Halloween isn’t until next Wednesday – have fun, trick-or-treaters – but there’s definitely Halloweeny stuff to do this weekend.
When it’s this close to “boo” day, it’s already prime time for haunted houses and zombie attacks, preferably not aimed at the haunted houses. Although that would be cool.
Read on … if you dare. Still there? Bwah-ha-ha!
The Beast, the Edge of Hell and Macabre Cinema return to scare the chinos off foolishly willing fear seekers. So maybe have an extra pair handy while frequenting one or more of these infamous haunted houses in the city’s West Bottoms. You can choose to morbidly meander among various lunging monstrosities in the Beast’s “open format design” (uh, just not too close to the live alligator), slide down from heaven to Hades in the Edge of Hell (sorry, it’s a one-way ticket); and be appropriately repulsed by recreated scenes from horror movies in Macabre Cinema (Jason is always happy to see you … in pieces). Good luck. You’ll need it.
Friday and Saturday, 7:30 p.m. to…?; the Beast, 1401 W. 13th St.; the Edge of Hell, 1300 W. 12th St.; Macabre Cinema, 1222 W. 12th St.; Kansas City, Mo.; tickets: $27 (ages 13 and older).
Outlandish Swedish headbangers with an ironic, satanic bent, Ghost seems tailor-made for Halloweeny entertainment. The Grammy Award-winning metal band’s over-the-top gala of doom is fronted by Tobias Forge, who goes by the stage name of Cardinal Copia and whose facial features are obscured by a prosthetic mask.
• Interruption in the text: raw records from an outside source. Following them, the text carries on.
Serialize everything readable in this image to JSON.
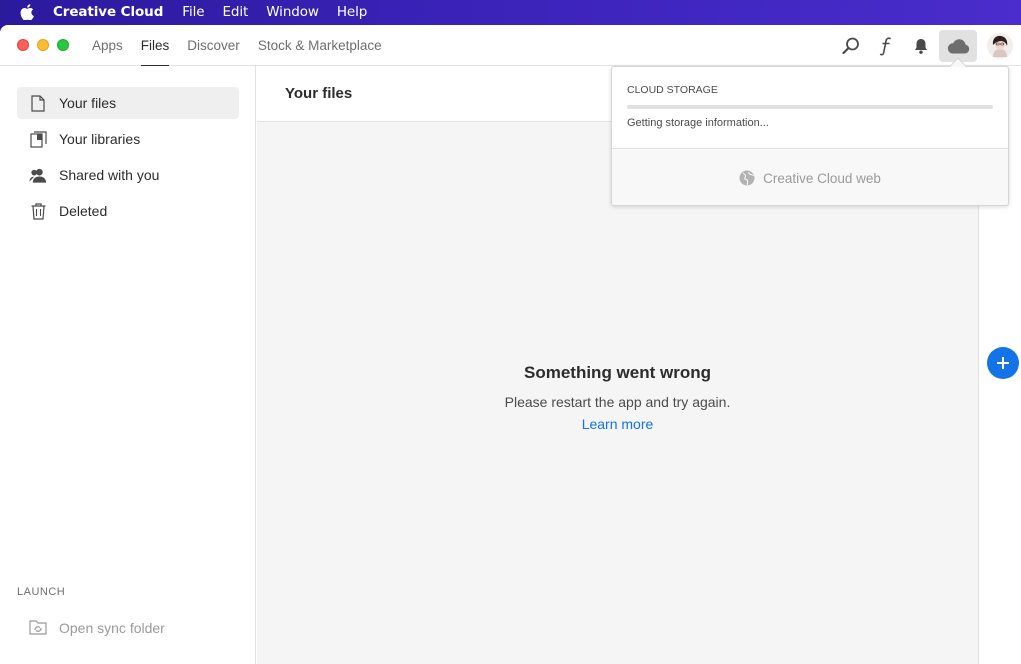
{
  "menubar": {
    "app": "Creative Cloud",
    "items": [
      "File",
      "Edit",
      "Window",
      "Help"
    ]
  },
  "tabs": [
    {
      "label": "Apps",
      "active": false
    },
    {
      "label": "Files",
      "active": true
    },
    {
      "label": "Discover",
      "active": false
    },
    {
      "label": "Stock & Marketplace",
      "active": false
    }
  ],
  "topbar_icons": [
    "search-icon",
    "fonts-icon",
    "bell-icon",
    "cloud-icon",
    "avatar"
  ],
  "sidebar": {
    "items": [
      {
        "label": "Your files",
        "icon": "file-icon",
        "active": true
      },
      {
        "label": "Your libraries",
        "icon": "libraries-icon",
        "active": false
      },
      {
        "label": "Shared with you",
        "icon": "people-icon",
        "active": false
      },
      {
        "label": "Deleted",
        "icon": "trash-icon",
        "active": false
      }
    ],
    "launch_label": "LAUNCH",
    "sync_label": "Open sync folder"
  },
  "main": {
    "title": "Your files",
    "error_title": "Something went wrong",
    "error_message": "Please restart the app and try again.",
    "learn_more": "Learn more"
  },
  "popover": {
    "label": "CLOUD STORAGE",
    "status": "Getting storage information...",
    "usage_fraction": 0,
    "web_link": "Creative Cloud web"
  },
  "colors": {
    "accent": "#1473e6",
    "desktop": "#3a22b8"
  }
}
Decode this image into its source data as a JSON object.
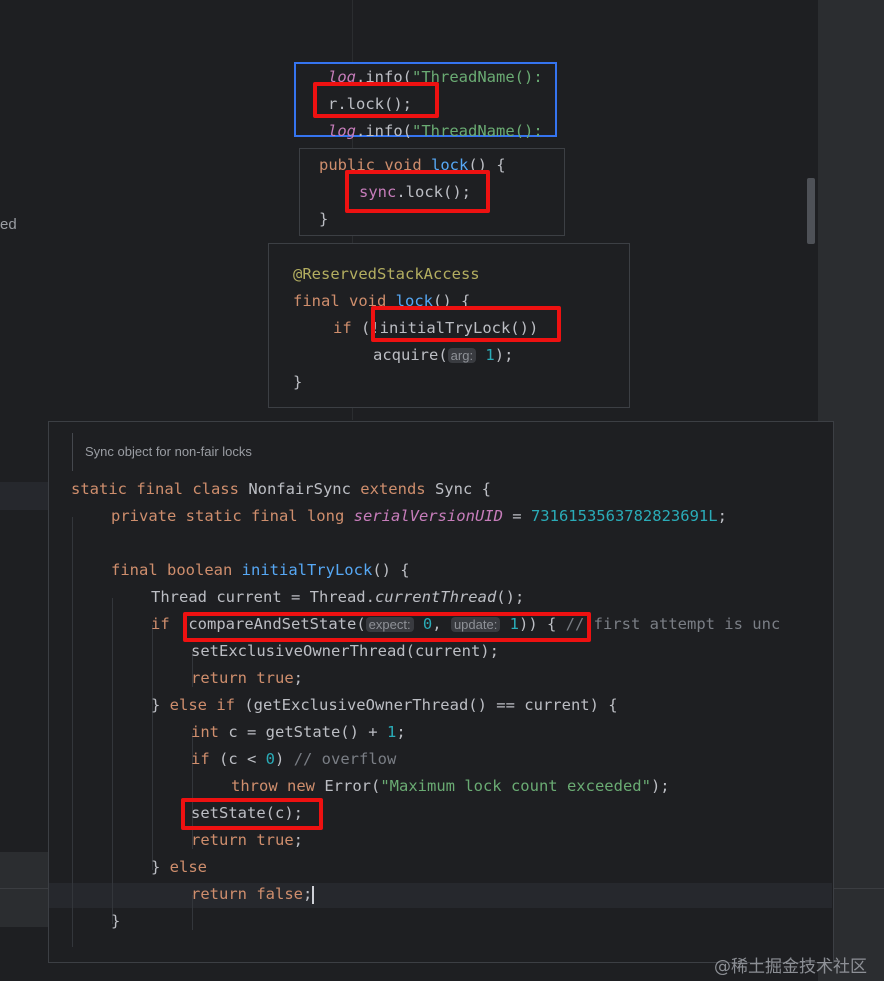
{
  "background": {
    "side_text": "ed"
  },
  "panel1": {
    "lines": [
      {
        "obj": "log",
        "mid": ".info(",
        "str": "\"ThreadName():"
      },
      {
        "text": "r.lock();"
      },
      {
        "obj": "log",
        "mid": ".info(",
        "str": "\"ThreadName():"
      }
    ]
  },
  "panel2": {
    "line1_kw": "public void ",
    "line1_fn": "lock",
    "line1_rest": "() {",
    "line2_fld": "sync",
    "line2_rest": ".lock();",
    "line3": "}"
  },
  "panel3": {
    "annotation": "@ReservedStackAccess",
    "l2_kw": "final void ",
    "l2_fn": "lock",
    "l2_rest": "() {",
    "l3_kw": "if ",
    "l3_rest": "(!initialTryLock())",
    "l4_pre": "acquire(",
    "l4_hint": "arg:",
    "l4_num": "1",
    "l4_post": ");",
    "l5": "}"
  },
  "panel4": {
    "doc_comment": "Sync object for non-fair locks",
    "class_kw": "static final class ",
    "class_name": "NonfairSync ",
    "extends_kw": "extends ",
    "super_name": "Sync {",
    "field_kw": "private static final long ",
    "field_name": "serialVersionUID",
    "field_eq": " = ",
    "field_val": "7316153563782823691L",
    "field_end": ";",
    "method_kw": "final boolean ",
    "method_name": "initialTryLock",
    "method_rest": "() {",
    "thread_type": "Thread current = Thread.",
    "thread_call": "currentThread",
    "thread_end": "();",
    "if_kw": "if ",
    "cas_call": "compareAndSetState(",
    "hint_expect": "expect:",
    "num_0": "0",
    "comma": ", ",
    "hint_update": "update:",
    "num_1": "1",
    "cas_end": ")) { ",
    "cas_comment": "// first attempt is unc",
    "set_owner": "setExclusiveOwnerThread(current);",
    "return_kw": "return ",
    "true_kw": "true",
    "semi": ";",
    "else_close": "} ",
    "else_kw": "else if ",
    "else_rest": "(getExclusiveOwnerThread() == current) {",
    "int_kw": "int ",
    "int_rest": "c = getState() + ",
    "int_num": "1",
    "if2_kw": "if ",
    "if2_rest": "(c < ",
    "if2_num": "0",
    "if2_close": ") ",
    "if2_comment": "// overflow",
    "throw_kw": "throw new ",
    "throw_rest": "Error(",
    "throw_str": "\"Maximum lock count exceeded\"",
    "throw_end": ");",
    "setstate": "setState(c);",
    "else2_close": "} ",
    "else2_kw": "else",
    "false_kw": "false",
    "close_brace": "}"
  },
  "watermark": "@稀土掘金技术社区",
  "colors": {
    "highlight_box": "#ee1111",
    "keyword": "#cf8e6d",
    "string": "#6aab73",
    "number": "#2aacb8",
    "function": "#56a8f5",
    "field": "#c77dbb"
  }
}
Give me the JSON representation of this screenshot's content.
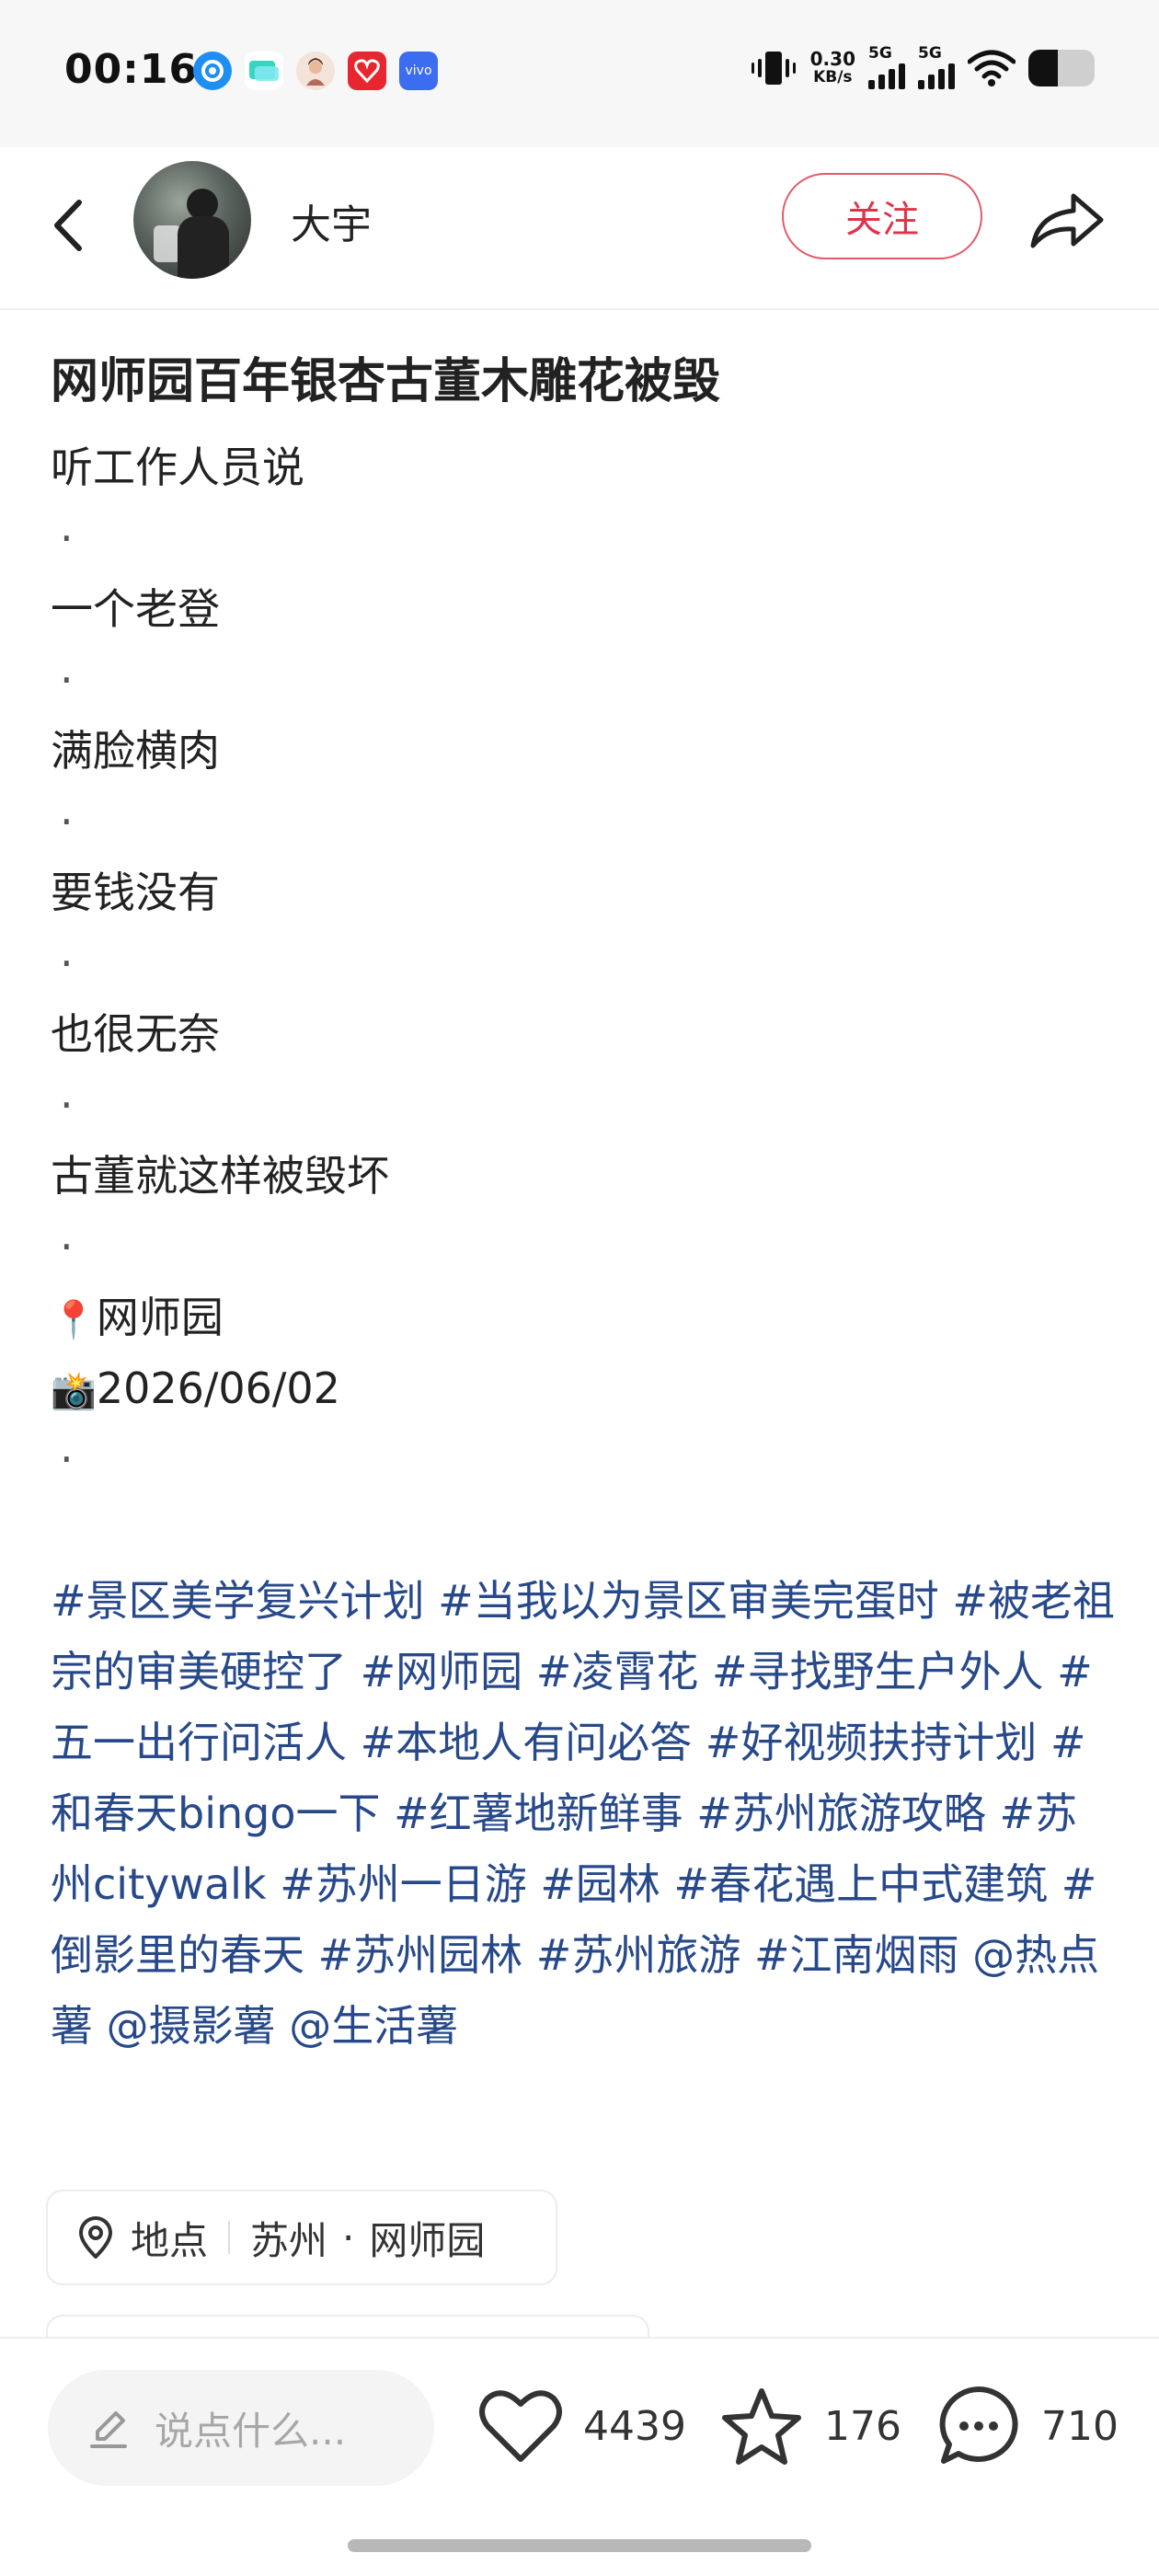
{
  "status_bar": {
    "time": "00:16",
    "net_speed_value": "0.30",
    "net_speed_unit": "KB/s",
    "signal1_label": "5G",
    "signal2_label": "5G",
    "battery_level": 0.45,
    "apps": [
      "c-app-icon",
      "chat-app-icon",
      "avatar-app-icon",
      "heart-app-icon",
      "vivo-app-icon"
    ],
    "vivo_label": "vivo"
  },
  "header": {
    "username": "大宇",
    "follow_label": "关注"
  },
  "post": {
    "title": "网师园百年银杏古董木雕花被毁",
    "lines": [
      "听工作人员说",
      "一个老登",
      "满脸横肉",
      "要钱没有",
      "也很无奈",
      "古董就这样被毁坏"
    ],
    "dot": "·",
    "pin_emoji": "📍",
    "place_text": "网师园",
    "camera_emoji": "📸",
    "date_text": "2026/06/02",
    "tags": [
      "#景区美学复兴计划",
      "#当我以为景区审美完蛋时",
      "#被老祖宗的审美硬控了",
      "#网师园",
      "#凌霄花",
      "#寻找野生户外人",
      "#五一出行问活人",
      "#本地人有问必答",
      "#好视频扶持计划",
      "#和春天bingo一下",
      "#红薯地新鲜事",
      "#苏州旅游攻略",
      "#苏州citywalk",
      "#苏州一日游",
      "#园林",
      "#春花遇上中式建筑",
      "#倒影里的春天",
      "#苏州园林",
      "#苏州旅游",
      "#江南烟雨"
    ],
    "mentions": [
      "@热点薯",
      "@摄影薯",
      "@生活薯"
    ]
  },
  "location": {
    "label": "地点",
    "city": "苏州",
    "separator": "·",
    "place": "网师园"
  },
  "bottom_bar": {
    "comment_placeholder": "说点什么...",
    "likes": "4439",
    "favorites": "176",
    "comments": "710"
  },
  "colors": {
    "accent_red": "#e0334a",
    "tag_blue": "#27498a",
    "text_dark": "#222222"
  }
}
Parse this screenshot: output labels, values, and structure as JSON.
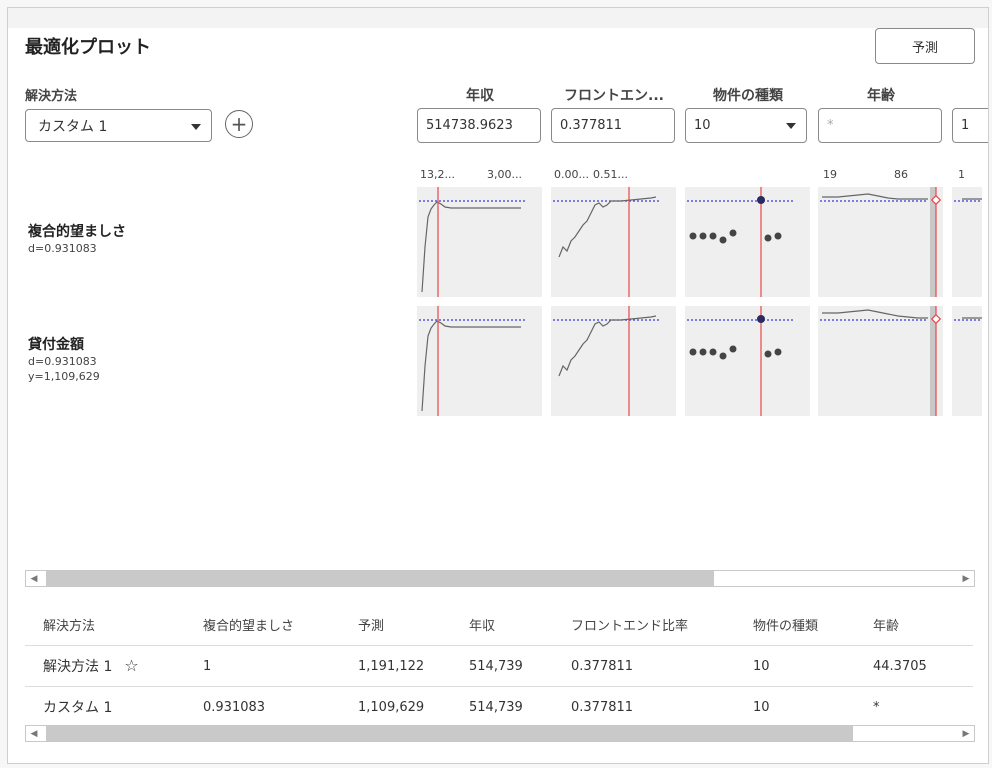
{
  "title": "最適化プロット",
  "predict_button": "予測",
  "solution_method": {
    "label": "解決方法",
    "selected": "カスタム 1",
    "add_symbol": "+"
  },
  "factors": [
    {
      "name": "年収",
      "value": "514738.9623",
      "ticks": [
        "13,2...",
        "3,00..."
      ]
    },
    {
      "name": "フロントエン...",
      "value": "0.377811",
      "ticks": [
        "0.00...",
        "0.51..."
      ]
    },
    {
      "name": "物件の種類",
      "value": "10",
      "ticks": []
    },
    {
      "name": "年齢",
      "value": "",
      "placeholder": "*",
      "ticks": [
        "19",
        "86"
      ]
    },
    {
      "name": "",
      "value": "1",
      "ticks": [
        "1"
      ]
    }
  ],
  "responses": [
    {
      "name": "複合的望ましさ",
      "lines": [
        "d=0.931083"
      ]
    },
    {
      "name": "貸付金額",
      "lines": [
        "d=0.931083",
        "y=1,109,629"
      ]
    }
  ],
  "table": {
    "headers": [
      "解決方法",
      "複合的望ましさ",
      "予測",
      "年収",
      "フロントエンド比率",
      "物件の種類",
      "年齢"
    ],
    "rows": [
      [
        "解決方法 1",
        "1",
        "1,191,122",
        "514,739",
        "0.377811",
        "10",
        "44.3705"
      ],
      [
        "カスタム 1",
        "0.931083",
        "1,109,629",
        "514,739",
        "0.377811",
        "10",
        "*"
      ]
    ],
    "favorite_icon": "☆"
  },
  "colors": {
    "current_line": "#e8474a",
    "target_line": "#3b3bd6",
    "curve": "#666666",
    "plot_bg": "#efefef"
  }
}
At least I think it’s a mask. The band’s other five members are known as the Nameless Ghouls, which must make it tough to cash a check. Get down – way down – to such Ghost songs as “Ashes,” “Rats” and “It’s a Sin.” Well, of course it is. Somewhere, original shock-rocker Alice Cooper is saying, “You’re welcome.”
Saturday, 8 p.m.; Arvest Bank Theatre at the Midland, 1224 Main St., Kansas City, Mo.; tickets: $39.50-$49.50.
Picking off the living dead via laser tag is the whole point of the annual Zombie Attack at – wait for it – Paradise Park. Too good! I mean, bad! You know what I mean. In any case, a Halloweeny nirvana is promised to all laser-tag “soldiers” in search of groaning brain-eaters to blast. While more than a few zombies will have to be coaxed from hiding places, the hunting expedition includes mobile access to the family attraction’s hayride paths to shoot up any shambling undead that don’t know any better than to get out of the way. Which none of them do. Stupid zombies.
Friday and Saturday, 7-11 p.m.; Paradise Park Family Fun & Adventure, 1021 N.E. Colbern Rd., Lee’s Summit, Mo.; admission: $15.
For families not wanting to get too spooked (if at all), there’s traditional trick-or-treating, hayrides and costume contests in four age categories (0-2, 3-6, 7-10, 11 and up) at this old-timey Halloweeny event held at Shawnee Town 1929. Be sure to register a guess in the eyeball candy counting contest – winner claws all.
Saturday, 6 to 8:30 p.m.; Shawnee Town 1929, 11501 W. 57th St., Shawnee, Kan.; admission: free ($1 suggested donation).
These surf rockers extraordinaire wearing Mexican wrestling masks – hey, everybody needs a gimmick – have served as veteran pure-popster Nick Lowe’s dynamite backing band in recent years. On their own, Los Straitjackets draws one and all to the dancefloor with non-stop instrumental guitar action inspired by such 1960s legends as the Ventures and Dick Dale. The band’s bag of familiar riffs executed with fresh aplomb is seemingly bottomless. And the beauty part is they already have on their weird Halloween masks. Request: Do “The Munsters” TV show theme!
Friday, 8:30 p.m., Knuckleheads Saloon, 2715 Rochester St., Kansas City, Mo.; tickets: $20.
Free Halloween-focused comic books are available at this seasonal opportunity for select comic shops across the country to share their love of sequential art. Fans can choose between several locally participating emporiums of graphic storytelling, where the spirit(s) of superheroes and other popular comic characters should be scary strong – not that Batman doesn’t strike fear in the hearts of criminals on a daily basis. Thanks, Bats! Of note: Elite Comics will host 12 local “art stars,” whose work will be displayed in an adjacent gallery space with autographed examples for sale. Twenty percent of any art sold goes to the Children’s Mercy Toy Drive. If the Joker shows up, tell him no tricks – only treats.
Saturday; Participating shops include B-Bop Comics (both locations), Clint’s Comics, Elite Comics, Pop Culture Comix, Pulp Fiction Comics; for store locator info and more, go to halloweencomicfest.com.
Brian McTavish is a regular arts and culture contributor for KCUR 89.3. You can reach him at firstname.lastname@example.org.